December 18, 2007
Ranchi :/ IANS 12/17/2007 / The Jharkhand police have drawn up a plan to fight a psychological war against Maoist rebels.
The Jharkhand police had sent a proposal to the state home department in November, seeking permission to launch a psychological war against Maoist rebels through television, radio and newspapers.
"A proposal has been sent to the state home department which includes making of a 30-minute film to expose the crimes of Maoist rebels. Radio and newspapers will also be used to expose their misdeeds," a police official told IANS.
He said "the proposal was sent to the home department after formal discussion with the chief minister and other government officials."
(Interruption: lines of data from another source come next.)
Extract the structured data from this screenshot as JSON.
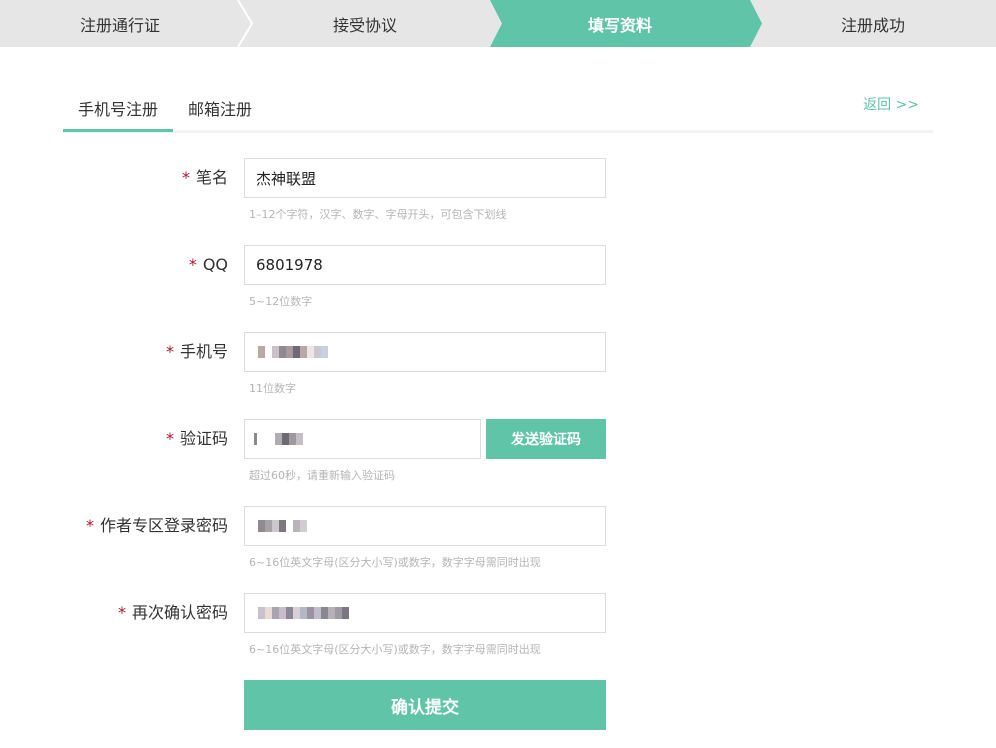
{
  "steps": [
    {
      "label": "注册通行证",
      "state": "done"
    },
    {
      "label": "接受协议",
      "state": "done"
    },
    {
      "label": "填写资料",
      "state": "active"
    },
    {
      "label": "注册成功",
      "state": "pending"
    }
  ],
  "tabs": {
    "phone_label": "手机号注册",
    "email_label": "邮箱注册",
    "active": "phone",
    "back_label": "返回 >>"
  },
  "form": {
    "required_mark": "*",
    "pen_name": {
      "label": "笔名",
      "value": "杰神联盟",
      "hint": "1–12个字符，汉字、数字、字母开头，可包含下划线"
    },
    "qq": {
      "label": "QQ",
      "value": "6801978",
      "hint": "5~12位数字"
    },
    "phone": {
      "label": "手机号",
      "value": "",
      "hint": "11位数字"
    },
    "code": {
      "label": "验证码",
      "value": "",
      "hint": "超过60秒，请重新输入验证码",
      "send_label": "发送验证码"
    },
    "password": {
      "label": "作者专区登录密码",
      "value": "",
      "hint": "6~16位英文字母(区分大小写)或数字，数字字母需同时出现"
    },
    "confirm_password": {
      "label": "再次确认密码",
      "value": "",
      "hint": "6~16位英文字母(区分大小写)或数字，数字字母需同时出现"
    },
    "submit_label": "确认提交"
  },
  "colors": {
    "accent": "#5fc4a8",
    "required": "#b0152a",
    "step_bg": "#e6e6e6"
  }
}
The proposal includes publishing photographs of Maoist rebels in newspapers, publishing lists of properties damaged by rebels in the last seven years, collection of illegal taxes by rebels and where the money has been spent, exposing the reportedly lavish lifestyles of its leaders and sexual exploitation of its women cadres.
Seminars at schools and colleges will also be organised to sensitise people about Maoist misdeeds, the officer said. Interviews of police officials will be aired on radio and television.
The 30-minute film will be shown to people through Doordarshan, which has a large reach in rural areas. It will include confessional statements of detained Maoist leaders.
"We cannot fight Maoist rebels unless we get the support of common people living in rural areas. Maoists provoke the rural people against police and the government. We must adopt methods to expose them in their strongholds," the official said.
Maoist rebels have also come out with an audio and video CD to propagate to the masses how the ruling and business class have ruined the state.
The 22-minute film shows how the security personnel enter villages and harass people in the name of anti-Maoist operations. It also shows how police falsely implicate innocent people as insurgents.
The group has made nearly 5,000 copies of the film that will be shown in the villages for seeking support from people and instigate villagers against police and the government.
Maoist rebels are active in 18 of the 24 districts in the state. Nearly 1,000 people have been killed in terrorism-related violence in the state in the last seven years.